Material provided:
* * * *

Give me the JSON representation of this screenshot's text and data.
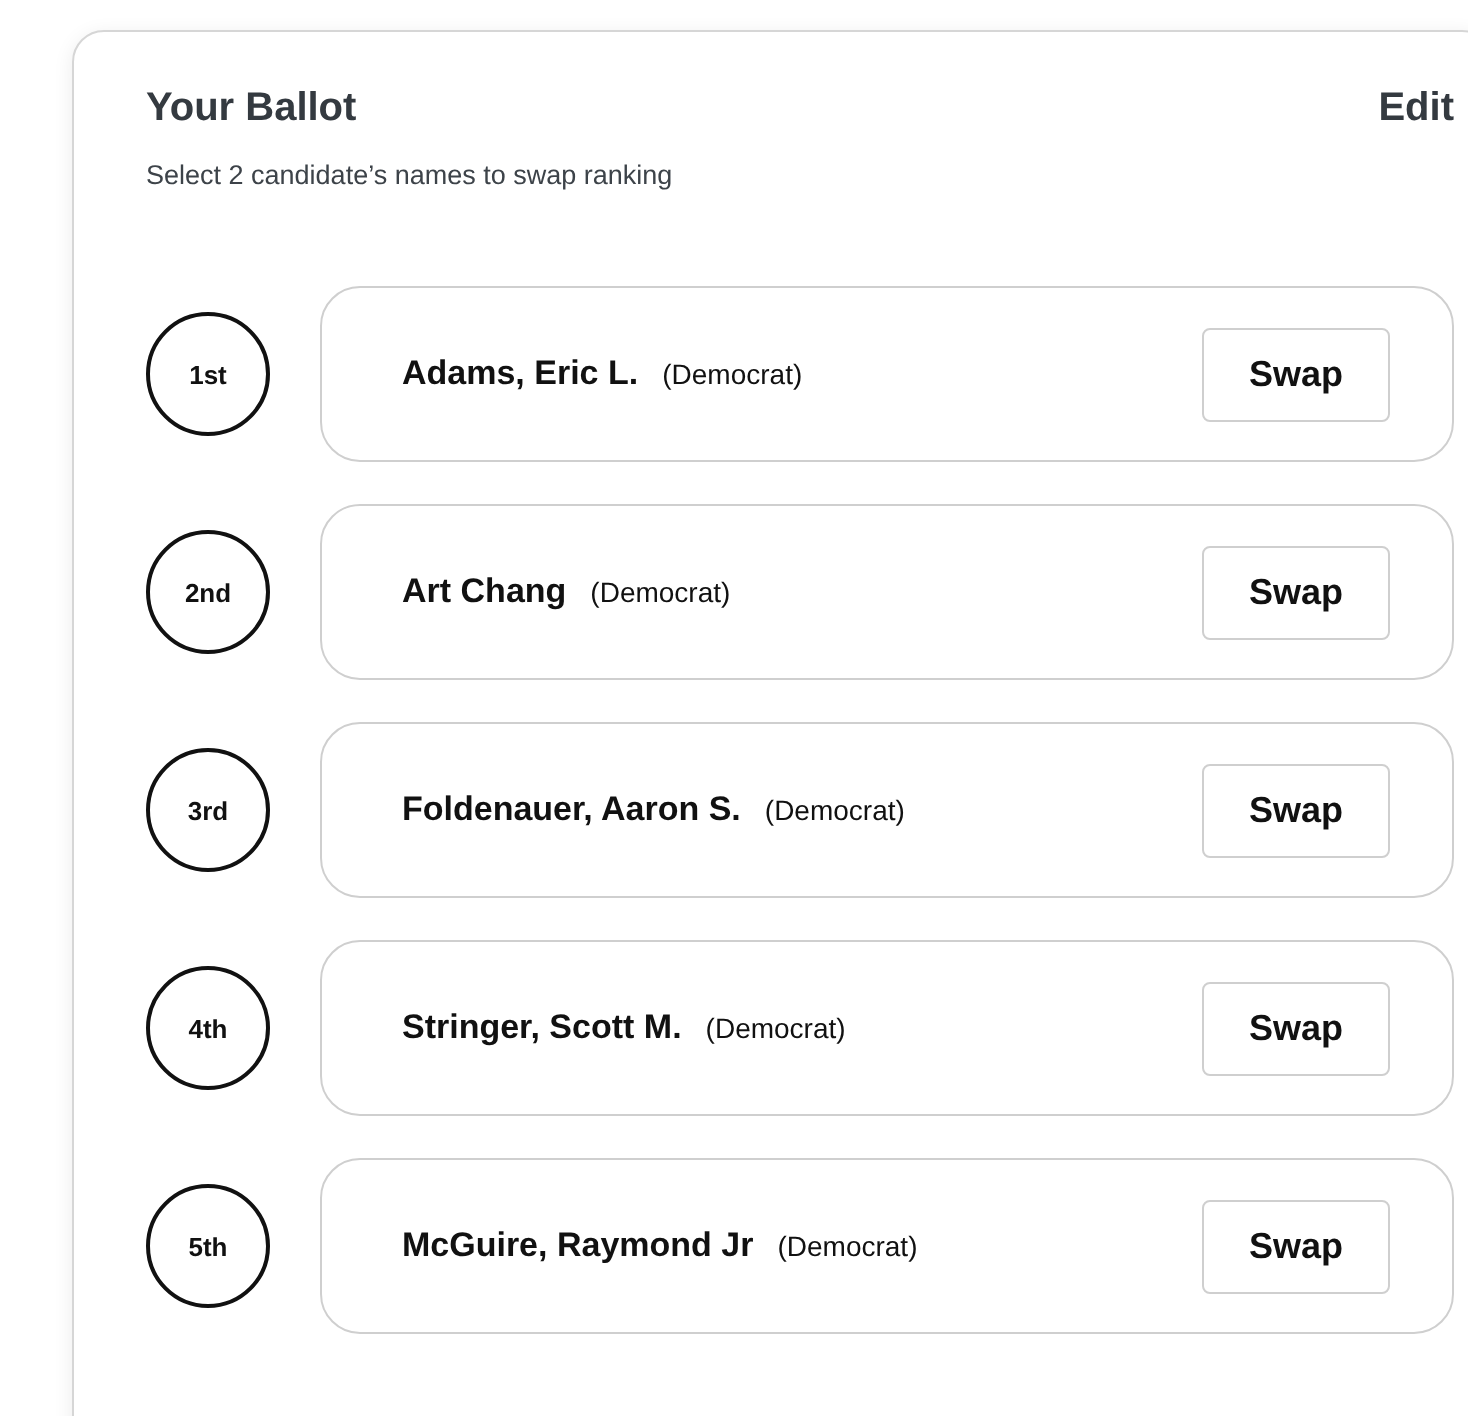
{
  "header": {
    "title": "Your Ballot",
    "edit_link": "Edit",
    "instructions": "Select 2 candidate’s names to swap ranking"
  },
  "candidates": [
    {
      "rank": "1st",
      "name": "Adams, Eric L.",
      "party": "(Democrat)",
      "button": "Swap"
    },
    {
      "rank": "2nd",
      "name": "Art Chang",
      "party": "(Democrat)",
      "button": "Swap"
    },
    {
      "rank": "3rd",
      "name": "Foldenauer, Aaron S.",
      "party": "(Democrat)",
      "button": "Swap"
    },
    {
      "rank": "4th",
      "name": "Stringer, Scott M.",
      "party": "(Democrat)",
      "button": "Swap"
    },
    {
      "rank": "5th",
      "name": "McGuire, Raymond Jr",
      "party": "(Democrat)",
      "button": "Swap"
    }
  ]
}
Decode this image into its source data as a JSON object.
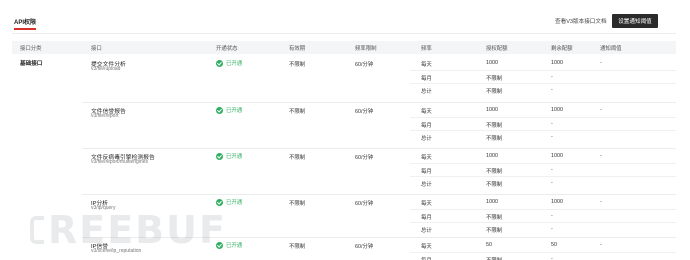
{
  "header": {
    "active_tab": "API权限",
    "doc_link": "查看V3版本接口文档",
    "settings_button": "设置通知阈值"
  },
  "table": {
    "columns": [
      "接口分类",
      "接口",
      "开通状态",
      "有效期",
      "频率限制",
      "频率",
      "授权配额",
      "剩余配额",
      "通知阈值"
    ],
    "category": "基础接口",
    "rows": [
      {
        "name": "提交文件分析",
        "path": "v3/file/upload",
        "status": "已开通",
        "validity": "不限制",
        "rate_limit": "60/分钟",
        "threshold": "-",
        "quotas": [
          {
            "period": "每天",
            "granted": "1000",
            "remaining": "1000"
          },
          {
            "period": "每月",
            "granted": "不限制",
            "remaining": "-"
          },
          {
            "period": "总计",
            "granted": "不限制",
            "remaining": "-"
          }
        ]
      },
      {
        "name": "文件信誉报告",
        "path": "v3/file/report",
        "status": "已开通",
        "validity": "不限制",
        "rate_limit": "60/分钟",
        "threshold": "-",
        "quotas": [
          {
            "period": "每天",
            "granted": "1000",
            "remaining": "1000"
          },
          {
            "period": "每月",
            "granted": "不限制",
            "remaining": "-"
          },
          {
            "period": "总计",
            "granted": "不限制",
            "remaining": "-"
          }
        ]
      },
      {
        "name": "文件反病毒引擎检测报告",
        "path": "v3/file/report/multiengines",
        "status": "已开通",
        "validity": "不限制",
        "rate_limit": "60/分钟",
        "threshold": "-",
        "quotas": [
          {
            "period": "每天",
            "granted": "1000",
            "remaining": "1000"
          },
          {
            "period": "每月",
            "granted": "不限制",
            "remaining": "-"
          },
          {
            "period": "总计",
            "granted": "不限制",
            "remaining": "-"
          }
        ]
      },
      {
        "name": "IP分析",
        "path": "v3/ip/query",
        "status": "已开通",
        "validity": "不限制",
        "rate_limit": "60/分钟",
        "threshold": "-",
        "quotas": [
          {
            "period": "每天",
            "granted": "1000",
            "remaining": "1000"
          },
          {
            "period": "每月",
            "granted": "不限制",
            "remaining": "-"
          },
          {
            "period": "总计",
            "granted": "不限制",
            "remaining": "-"
          }
        ]
      },
      {
        "name": "IP信誉",
        "path": "v3/scene/ip_reputation",
        "status": "已开通",
        "validity": "不限制",
        "rate_limit": "60/分钟",
        "threshold": "-",
        "quotas": [
          {
            "period": "每天",
            "granted": "50",
            "remaining": "50"
          },
          {
            "period": "每月",
            "granted": "不限制",
            "remaining": "-"
          }
        ]
      }
    ]
  },
  "watermark": {
    "text": "REEBUF"
  },
  "colors": {
    "accent": "#d8322c",
    "success": "#2fae62",
    "header_bg": "#f4f5f7",
    "button_bg": "#2b2b2b"
  }
}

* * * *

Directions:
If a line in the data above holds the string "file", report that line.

Written reply:
        "path": "v3/file/upload",
        "path": "v3/file/report",
        "path": "v3/file/report/multiengines",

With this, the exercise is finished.